policy advisers, who serve as planners, evaluators and policy analysts,
often for state, local and federal governments. In addition, historians
often find employment as researchers for museums and historical
organizations, or pursue additional specialized training to become
professionals in cultural resources management and historic
Because success as a history major depends upon
learning to write effectively, many historians become writers and
editors. They make their living as authors of historical books, or more
commonly, they work as editors at publishing houses. Many historians
become print and broadcast journalists, and others become documentary
editors who oversee the publication of documents such as those produced
by government agencies.
history majors must learn to deal with documents, many pursue a one- or
two-year graduate program in library studies (commonly, a master of

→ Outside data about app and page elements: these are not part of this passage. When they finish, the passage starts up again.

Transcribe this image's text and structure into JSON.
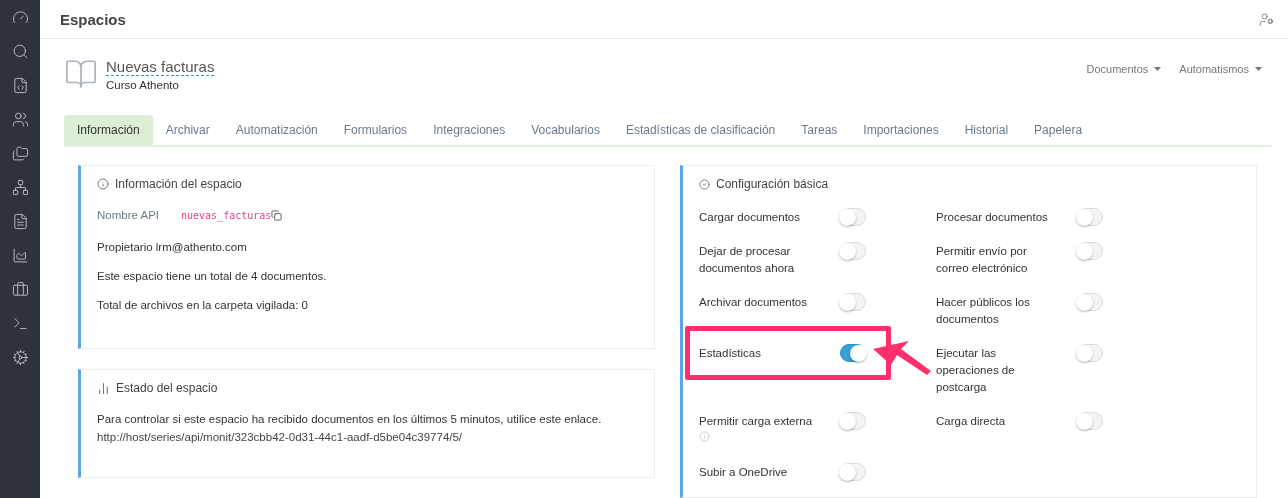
{
  "header": {
    "title": "Espacios"
  },
  "space": {
    "name": "Nuevas facturas",
    "subtitle": "Curso Athento",
    "menus": [
      "Documentos",
      "Automatismos"
    ]
  },
  "tabs": [
    {
      "label": "Información",
      "selected": true
    },
    {
      "label": "Archivar",
      "selected": false
    },
    {
      "label": "Automatización",
      "selected": false
    },
    {
      "label": "Formularios",
      "selected": false
    },
    {
      "label": "Integraciones",
      "selected": false
    },
    {
      "label": "Vocabularios",
      "selected": false
    },
    {
      "label": "Estadísticas de clasificación",
      "selected": false
    },
    {
      "label": "Tareas",
      "selected": false
    },
    {
      "label": "Importaciones",
      "selected": false
    },
    {
      "label": "Historial",
      "selected": false
    },
    {
      "label": "Papelera",
      "selected": false
    }
  ],
  "info_card": {
    "title": "Información del espacio",
    "api_label": "Nombre API",
    "api_value": "nuevas_facturas",
    "lines": [
      "Propietario lrm@athento.com",
      "Este espacio tiene un total de 4 documentos.",
      "Total de archivos en la carpeta vigilada: 0"
    ]
  },
  "status_card": {
    "title": "Estado del espacio",
    "text": "Para controlar si este espacio ha recibido documentos en los últimos 5 minutos, utilice este enlace.",
    "link": "http://host/series/api/monit/323cbb42-0d31-44c1-aadf-d5be04c39774/5/"
  },
  "config_card": {
    "title": "Configuración básica",
    "items": [
      {
        "label": "Cargar documentos",
        "on": false
      },
      {
        "label": "Procesar documentos",
        "on": false
      },
      {
        "label": "Dejar de procesar documentos ahora",
        "on": false
      },
      {
        "label": "Permitir envío por correo electrónico",
        "on": false
      },
      {
        "label": "Archivar documentos",
        "on": false
      },
      {
        "label": "Hacer públicos los documentos",
        "on": false
      },
      {
        "label": "Estadísticas",
        "on": true,
        "highlighted": true
      },
      {
        "label": "Ejecutar las operaciones de postcarga",
        "on": false
      },
      {
        "label": "Permitir carga externa",
        "on": false,
        "info": true
      },
      {
        "label": "Carga directa",
        "on": false
      },
      {
        "label": "Subir a OneDrive",
        "on": false
      }
    ]
  }
}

library science, or MLS, degree) or archival management, and enter
careers as information managers. With this additional training, they
enter the fields of archives management, information management, records
management and librarianship.
history majors find that historical training makes a perfect
preparation for law school, as historians and lawyers often do roughly
the same thing — they argue persuasively using historical data to support
their arguments. Many history majors become lawyers; some undertake
careers in litigation support as paralegals. Others enter public service
and become policy makers, serve as legislative staff members at all
levels of government, or become officers of granting agencies or
people overlook the value of a history major in preparing an
intelligent person for a career in business. Historians track historic
trends, an important skill for people who are developing products to
market or are engaged in corporate or financial planning. Many people
who completed an undergraduate degree in history enter banking,
insurance and stock analysis. Historians also learn how to write
persuasively, and this training gives them an edge in advertising,
communications media and marketing. Many industries additionally depend
on an intimate knowledge of government policies and historical trends;
thus, history majors have found their skills useful in extractive
industries and in public utilities.